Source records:
______________________________

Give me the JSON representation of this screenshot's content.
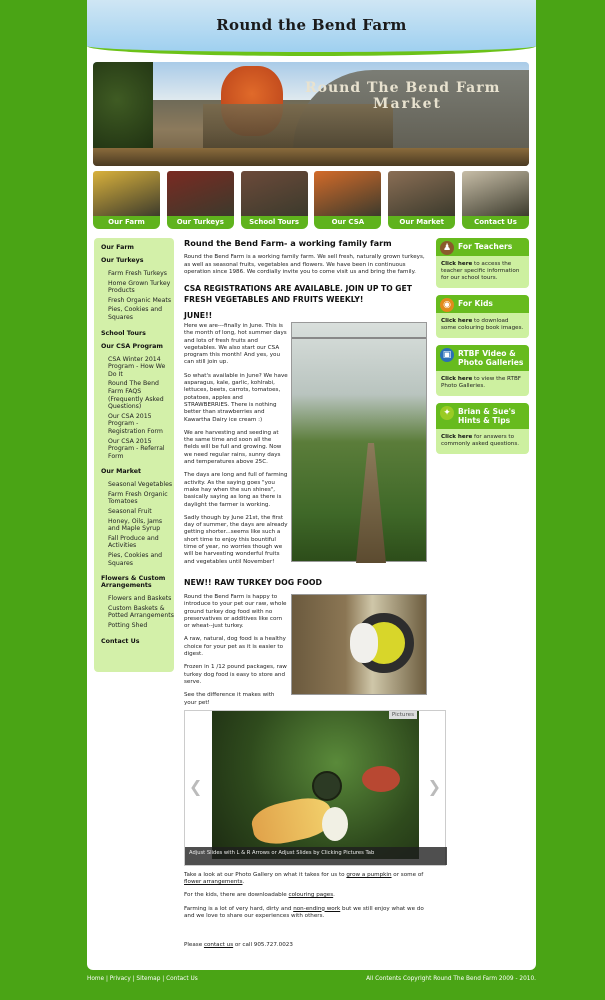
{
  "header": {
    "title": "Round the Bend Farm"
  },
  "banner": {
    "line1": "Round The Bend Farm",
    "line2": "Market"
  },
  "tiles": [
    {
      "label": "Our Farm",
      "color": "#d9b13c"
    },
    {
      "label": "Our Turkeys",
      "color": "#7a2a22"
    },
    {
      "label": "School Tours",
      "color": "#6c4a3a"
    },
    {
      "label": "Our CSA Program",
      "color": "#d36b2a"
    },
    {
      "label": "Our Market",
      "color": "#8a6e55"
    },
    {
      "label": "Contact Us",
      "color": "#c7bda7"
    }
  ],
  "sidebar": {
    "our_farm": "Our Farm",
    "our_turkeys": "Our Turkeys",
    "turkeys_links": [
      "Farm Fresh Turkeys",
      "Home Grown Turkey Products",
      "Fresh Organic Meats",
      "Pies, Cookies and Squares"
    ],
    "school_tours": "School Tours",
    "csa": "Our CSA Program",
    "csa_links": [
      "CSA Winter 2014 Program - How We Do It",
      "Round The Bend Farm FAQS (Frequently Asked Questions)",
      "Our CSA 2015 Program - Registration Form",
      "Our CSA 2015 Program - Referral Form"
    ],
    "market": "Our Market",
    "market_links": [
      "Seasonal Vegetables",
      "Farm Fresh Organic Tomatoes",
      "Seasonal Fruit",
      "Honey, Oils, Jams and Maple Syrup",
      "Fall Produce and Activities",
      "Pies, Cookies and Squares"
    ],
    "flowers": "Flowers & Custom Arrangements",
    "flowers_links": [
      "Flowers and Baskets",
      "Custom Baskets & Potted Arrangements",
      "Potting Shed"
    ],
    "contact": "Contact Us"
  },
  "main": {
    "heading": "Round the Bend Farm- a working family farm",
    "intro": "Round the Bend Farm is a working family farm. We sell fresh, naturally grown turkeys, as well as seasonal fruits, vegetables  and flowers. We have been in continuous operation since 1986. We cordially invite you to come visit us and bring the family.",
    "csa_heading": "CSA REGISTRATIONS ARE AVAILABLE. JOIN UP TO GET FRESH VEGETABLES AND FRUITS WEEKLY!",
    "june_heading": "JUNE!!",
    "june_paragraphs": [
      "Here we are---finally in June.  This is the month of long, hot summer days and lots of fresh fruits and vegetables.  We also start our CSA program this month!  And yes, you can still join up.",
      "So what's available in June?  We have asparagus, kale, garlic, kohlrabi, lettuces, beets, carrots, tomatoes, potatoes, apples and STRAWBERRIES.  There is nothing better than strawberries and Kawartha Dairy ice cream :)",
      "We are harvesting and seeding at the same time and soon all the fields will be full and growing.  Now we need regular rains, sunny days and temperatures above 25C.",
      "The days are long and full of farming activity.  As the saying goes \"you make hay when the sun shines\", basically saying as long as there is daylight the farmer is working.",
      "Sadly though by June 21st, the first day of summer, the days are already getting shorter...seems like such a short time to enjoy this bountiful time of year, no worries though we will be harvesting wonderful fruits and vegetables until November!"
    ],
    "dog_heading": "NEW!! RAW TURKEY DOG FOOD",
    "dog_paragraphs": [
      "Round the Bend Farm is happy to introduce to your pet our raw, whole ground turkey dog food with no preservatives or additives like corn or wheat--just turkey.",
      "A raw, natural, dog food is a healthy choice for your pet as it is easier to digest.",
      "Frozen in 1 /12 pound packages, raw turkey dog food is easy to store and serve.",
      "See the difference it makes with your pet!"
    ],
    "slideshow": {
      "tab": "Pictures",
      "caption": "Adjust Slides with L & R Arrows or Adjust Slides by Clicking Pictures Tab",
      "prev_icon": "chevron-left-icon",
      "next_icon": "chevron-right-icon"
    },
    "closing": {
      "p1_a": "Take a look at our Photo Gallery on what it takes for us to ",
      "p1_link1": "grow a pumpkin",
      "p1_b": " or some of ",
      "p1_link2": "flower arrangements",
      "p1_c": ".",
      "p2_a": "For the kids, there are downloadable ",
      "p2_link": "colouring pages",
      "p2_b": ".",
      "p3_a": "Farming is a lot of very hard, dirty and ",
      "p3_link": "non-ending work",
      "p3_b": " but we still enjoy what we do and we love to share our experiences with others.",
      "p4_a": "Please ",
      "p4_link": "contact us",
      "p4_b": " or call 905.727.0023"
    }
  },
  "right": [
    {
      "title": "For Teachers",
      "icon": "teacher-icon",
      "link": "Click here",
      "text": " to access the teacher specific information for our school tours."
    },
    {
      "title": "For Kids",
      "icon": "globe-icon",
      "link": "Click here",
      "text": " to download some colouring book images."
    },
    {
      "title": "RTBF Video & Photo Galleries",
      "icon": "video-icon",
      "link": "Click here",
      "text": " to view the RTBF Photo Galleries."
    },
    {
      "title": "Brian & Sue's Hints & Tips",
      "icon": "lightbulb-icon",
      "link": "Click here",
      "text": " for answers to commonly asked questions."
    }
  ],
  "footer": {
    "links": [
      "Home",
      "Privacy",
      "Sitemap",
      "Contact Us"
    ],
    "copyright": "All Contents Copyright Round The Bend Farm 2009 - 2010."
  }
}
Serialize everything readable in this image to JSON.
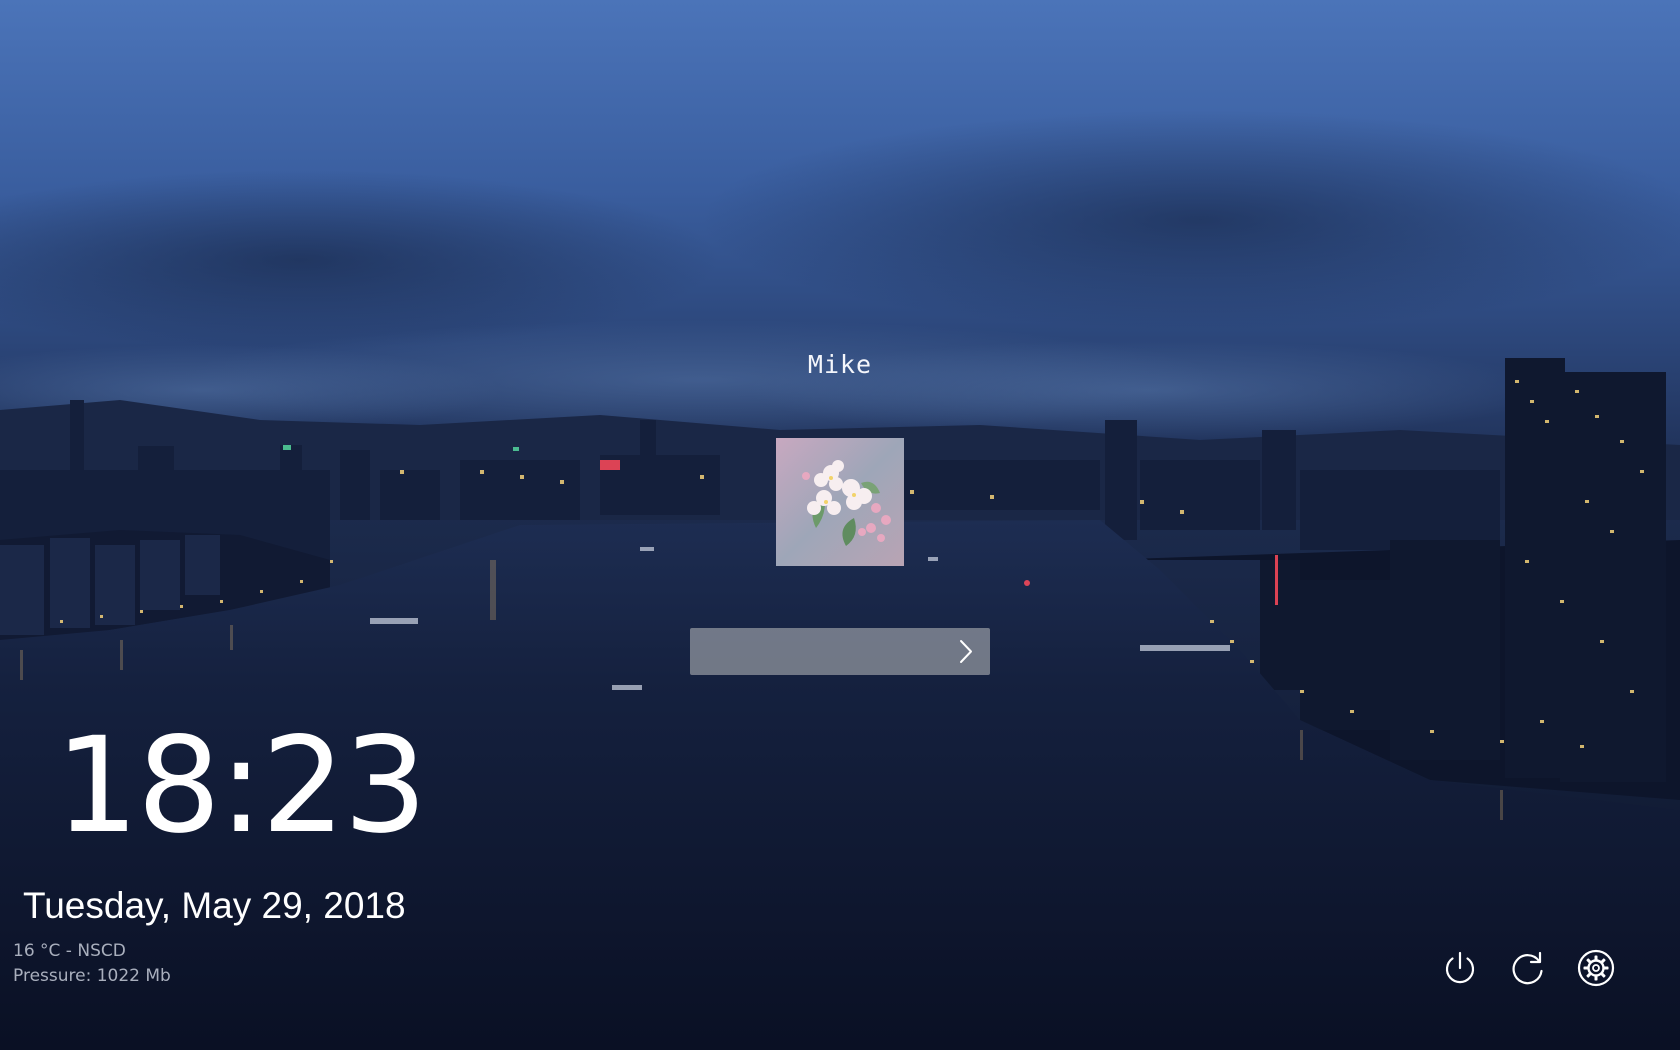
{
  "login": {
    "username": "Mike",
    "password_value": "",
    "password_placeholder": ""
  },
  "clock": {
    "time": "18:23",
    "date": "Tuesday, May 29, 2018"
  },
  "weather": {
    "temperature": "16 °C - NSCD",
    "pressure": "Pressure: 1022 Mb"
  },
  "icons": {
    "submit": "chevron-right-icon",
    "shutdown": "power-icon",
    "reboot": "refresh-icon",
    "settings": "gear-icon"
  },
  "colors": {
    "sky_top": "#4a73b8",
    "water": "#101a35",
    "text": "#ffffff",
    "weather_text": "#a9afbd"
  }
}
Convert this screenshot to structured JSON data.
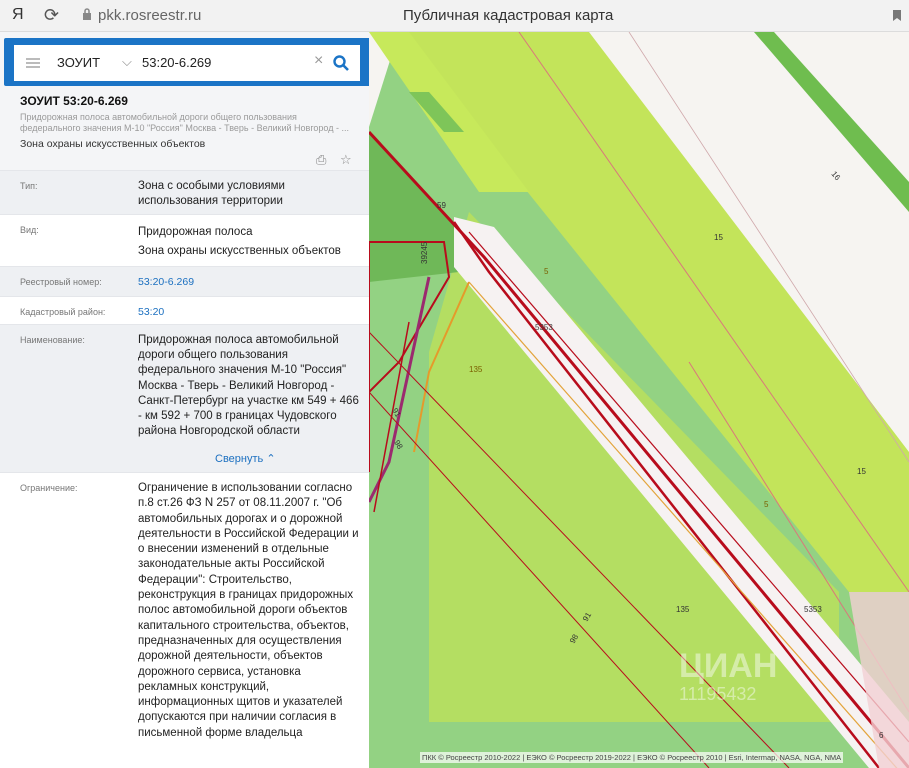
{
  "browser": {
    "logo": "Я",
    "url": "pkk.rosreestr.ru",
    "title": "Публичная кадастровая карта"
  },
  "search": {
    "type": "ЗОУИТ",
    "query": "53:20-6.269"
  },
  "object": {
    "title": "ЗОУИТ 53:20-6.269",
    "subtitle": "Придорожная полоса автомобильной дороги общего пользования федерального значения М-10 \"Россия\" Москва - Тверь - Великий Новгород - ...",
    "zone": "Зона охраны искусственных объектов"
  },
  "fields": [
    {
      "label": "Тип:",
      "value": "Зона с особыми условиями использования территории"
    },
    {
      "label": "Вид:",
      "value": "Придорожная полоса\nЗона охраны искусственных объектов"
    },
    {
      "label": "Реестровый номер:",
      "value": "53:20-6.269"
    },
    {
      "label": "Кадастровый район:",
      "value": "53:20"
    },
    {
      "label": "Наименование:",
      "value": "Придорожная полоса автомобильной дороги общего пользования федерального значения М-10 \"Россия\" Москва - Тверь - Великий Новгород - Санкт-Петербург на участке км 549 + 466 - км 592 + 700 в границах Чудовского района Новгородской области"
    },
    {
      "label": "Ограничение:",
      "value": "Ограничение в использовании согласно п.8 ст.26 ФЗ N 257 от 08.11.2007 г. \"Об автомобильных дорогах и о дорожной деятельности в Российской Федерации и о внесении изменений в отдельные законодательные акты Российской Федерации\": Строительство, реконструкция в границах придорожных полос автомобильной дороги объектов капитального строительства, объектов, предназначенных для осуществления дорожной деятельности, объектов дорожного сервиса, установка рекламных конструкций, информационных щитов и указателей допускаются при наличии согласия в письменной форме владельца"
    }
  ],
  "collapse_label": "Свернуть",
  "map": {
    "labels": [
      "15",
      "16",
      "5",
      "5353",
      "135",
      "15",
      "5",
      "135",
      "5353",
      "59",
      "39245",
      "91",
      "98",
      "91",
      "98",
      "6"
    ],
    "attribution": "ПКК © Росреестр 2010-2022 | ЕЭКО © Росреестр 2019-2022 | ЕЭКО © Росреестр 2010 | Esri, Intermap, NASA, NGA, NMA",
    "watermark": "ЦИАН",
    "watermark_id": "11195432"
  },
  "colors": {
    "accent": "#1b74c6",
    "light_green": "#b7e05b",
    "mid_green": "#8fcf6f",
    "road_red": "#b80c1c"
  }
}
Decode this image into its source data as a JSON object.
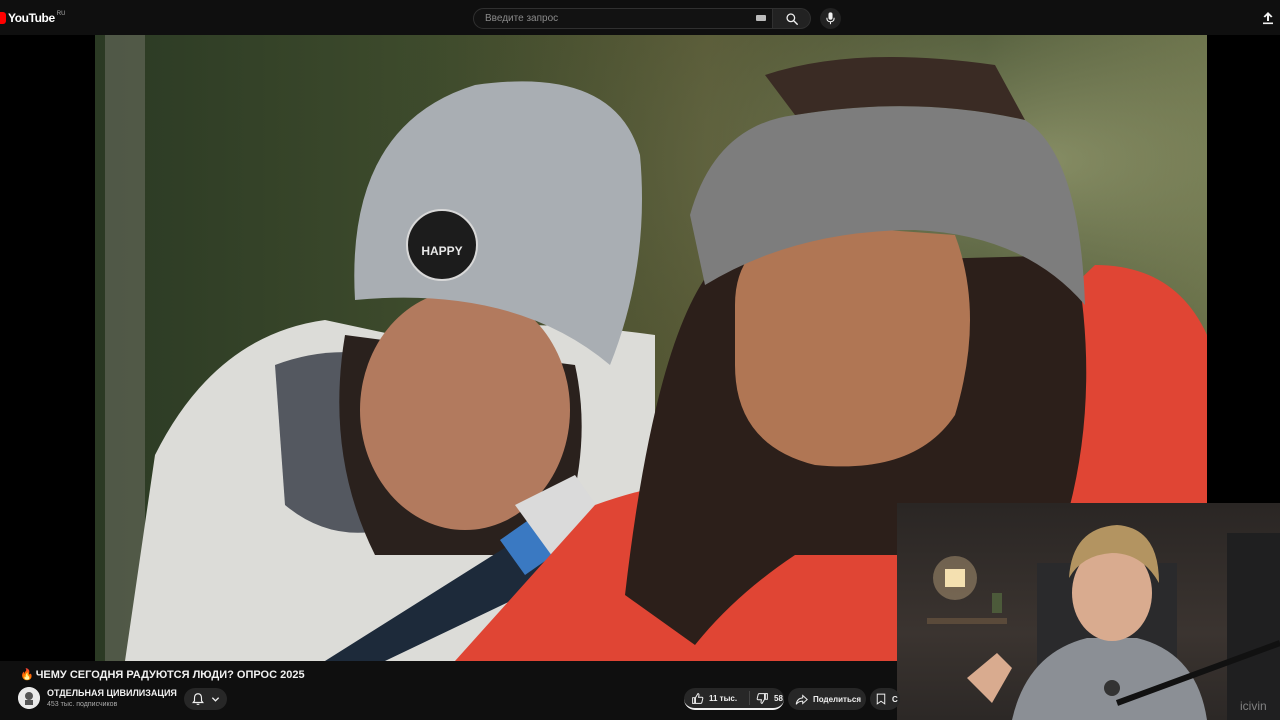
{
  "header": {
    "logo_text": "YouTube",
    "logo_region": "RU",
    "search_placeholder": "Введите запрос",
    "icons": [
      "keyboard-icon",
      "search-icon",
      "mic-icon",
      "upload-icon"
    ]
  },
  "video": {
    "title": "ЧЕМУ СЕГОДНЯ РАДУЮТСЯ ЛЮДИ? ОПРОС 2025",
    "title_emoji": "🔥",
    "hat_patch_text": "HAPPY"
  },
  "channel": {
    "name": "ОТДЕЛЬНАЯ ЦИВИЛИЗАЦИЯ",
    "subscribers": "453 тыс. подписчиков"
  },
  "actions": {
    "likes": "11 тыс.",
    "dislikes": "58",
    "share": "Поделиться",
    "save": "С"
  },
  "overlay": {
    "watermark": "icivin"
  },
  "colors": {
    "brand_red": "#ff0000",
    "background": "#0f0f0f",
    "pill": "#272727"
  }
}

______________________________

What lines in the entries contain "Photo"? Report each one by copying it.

      "p1_a": "Take a look at our Photo Gallery on what it takes for us to ",
      "title": "RTBF Video & Photo Galleries",
      "text": " to view the RTBF Photo Galleries."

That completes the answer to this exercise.